* **The task**
Whenever a picture appears, omit it, and set down everything else in the records exactly.

* **Entries supplied**
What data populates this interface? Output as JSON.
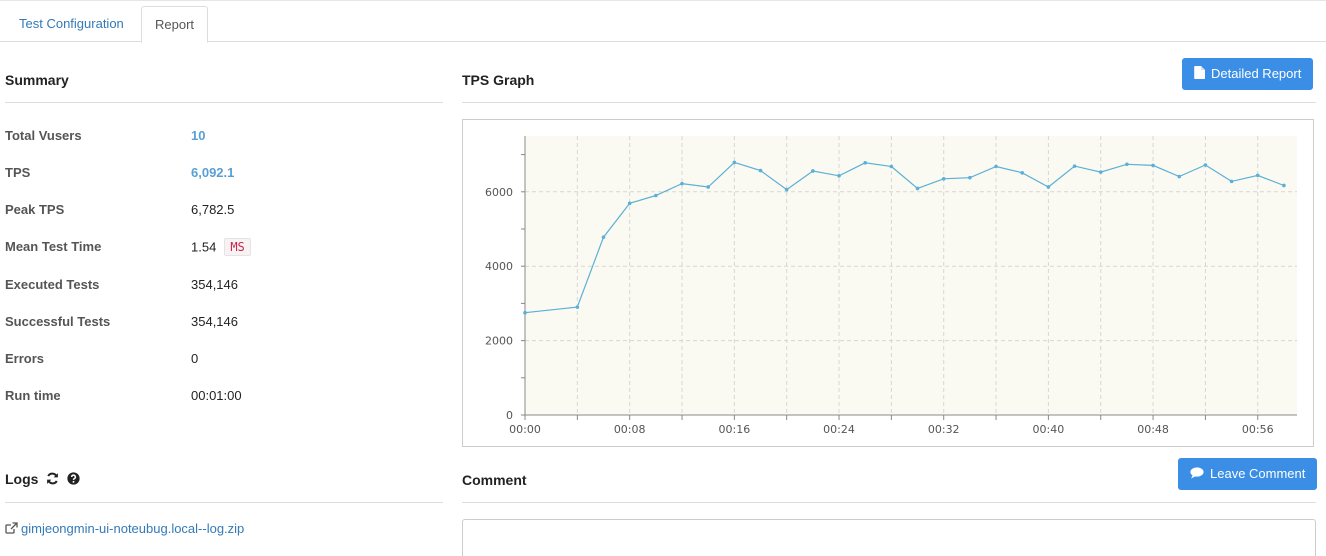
{
  "tabs": [
    {
      "label": "Test Configuration",
      "active": false
    },
    {
      "label": "Report",
      "active": true
    }
  ],
  "summary": {
    "title": "Summary",
    "rows": [
      {
        "label": "Total Vusers",
        "value": "10"
      },
      {
        "label": "TPS",
        "value": "6,092.1"
      },
      {
        "label": "Peak TPS",
        "value": "6,782.5"
      },
      {
        "label": "Mean Test Time",
        "value": "1.54",
        "unit": "MS"
      },
      {
        "label": "Executed Tests",
        "value": "354,146"
      },
      {
        "label": "Successful Tests",
        "value": "354,146"
      },
      {
        "label": "Errors",
        "value": "0"
      },
      {
        "label": "Run time",
        "value": "00:01:00"
      }
    ]
  },
  "tps_graph": {
    "title": "TPS Graph",
    "detailed_report_label": "Detailed Report"
  },
  "logs": {
    "title": "Logs",
    "file_link": "gimjeongmin-ui-noteubug.local--log.zip"
  },
  "comment": {
    "title": "Comment",
    "leave_comment_label": "Leave Comment"
  },
  "colors": {
    "accent": "#3a8ee6",
    "link": "#337ab7",
    "value_link": "#5a9fd4",
    "series": "#5ab0d6",
    "plot_bg": "#fbfaf2"
  },
  "chart_data": {
    "type": "line",
    "title": "",
    "xlabel": "",
    "ylabel": "",
    "ylim": [
      0,
      7500
    ],
    "x_tick_labels": [
      "00:00",
      "00:08",
      "00:16",
      "00:24",
      "00:32",
      "00:40",
      "00:48",
      "00:56"
    ],
    "y_tick_labels": [
      "0",
      "2000",
      "4000",
      "6000"
    ],
    "grid": true,
    "series": [
      {
        "name": "",
        "x": [
          "00:00",
          "00:04",
          "00:06",
          "00:08",
          "00:10",
          "00:12",
          "00:14",
          "00:16",
          "00:18",
          "00:20",
          "00:22",
          "00:24",
          "00:26",
          "00:28",
          "00:30",
          "00:32",
          "00:34",
          "00:36",
          "00:38",
          "00:40",
          "00:42",
          "00:44",
          "00:46",
          "00:48",
          "00:50",
          "00:52",
          "00:54",
          "00:56",
          "00:58"
        ],
        "values": [
          2750,
          2900,
          4780,
          5690,
          5900,
          6220,
          6130,
          6790,
          6570,
          6060,
          6560,
          6430,
          6780,
          6680,
          6090,
          6350,
          6380,
          6680,
          6510,
          6130,
          6690,
          6530,
          6740,
          6710,
          6410,
          6720,
          6280,
          6440,
          6170
        ]
      }
    ]
  }
}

* **Exercise response**
What data populates this interface? Output as JSON.
{
  "tabs": [
    {
      "label": "Test Configuration",
      "active": false
    },
    {
      "label": "Report",
      "active": true
    }
  ],
  "summary": {
    "title": "Summary",
    "rows": [
      {
        "label": "Total Vusers",
        "value": "10"
      },
      {
        "label": "TPS",
        "value": "6,092.1"
      },
      {
        "label": "Peak TPS",
        "value": "6,782.5"
      },
      {
        "label": "Mean Test Time",
        "value": "1.54",
        "unit": "MS"
      },
      {
        "label": "Executed Tests",
        "value": "354,146"
      },
      {
        "label": "Successful Tests",
        "value": "354,146"
      },
      {
        "label": "Errors",
        "value": "0"
      },
      {
        "label": "Run time",
        "value": "00:01:00"
      }
    ]
  },
  "tps_graph": {
    "title": "TPS Graph",
    "detailed_report_label": "Detailed Report"
  },
  "logs": {
    "title": "Logs",
    "file_link": "gimjeongmin-ui-noteubug.local--log.zip"
  },
  "comment": {
    "title": "Comment",
    "leave_comment_label": "Leave Comment"
  },
  "colors": {
    "accent": "#3a8ee6",
    "link": "#337ab7",
    "value_link": "#5a9fd4",
    "series": "#5ab0d6",
    "plot_bg": "#fbfaf2"
  },
  "chart_data": {
    "type": "line",
    "title": "",
    "xlabel": "",
    "ylabel": "",
    "ylim": [
      0,
      7500
    ],
    "x_tick_labels": [
      "00:00",
      "00:08",
      "00:16",
      "00:24",
      "00:32",
      "00:40",
      "00:48",
      "00:56"
    ],
    "y_tick_labels": [
      "0",
      "2000",
      "4000",
      "6000"
    ],
    "grid": true,
    "series": [
      {
        "name": "",
        "x": [
          "00:00",
          "00:04",
          "00:06",
          "00:08",
          "00:10",
          "00:12",
          "00:14",
          "00:16",
          "00:18",
          "00:20",
          "00:22",
          "00:24",
          "00:26",
          "00:28",
          "00:30",
          "00:32",
          "00:34",
          "00:36",
          "00:38",
          "00:40",
          "00:42",
          "00:44",
          "00:46",
          "00:48",
          "00:50",
          "00:52",
          "00:54",
          "00:56",
          "00:58"
        ],
        "values": [
          2750,
          2900,
          4780,
          5690,
          5900,
          6220,
          6130,
          6790,
          6570,
          6060,
          6560,
          6430,
          6780,
          6680,
          6090,
          6350,
          6380,
          6680,
          6510,
          6130,
          6690,
          6530,
          6740,
          6710,
          6410,
          6720,
          6280,
          6440,
          6170
        ]
      }
    ]
  }
}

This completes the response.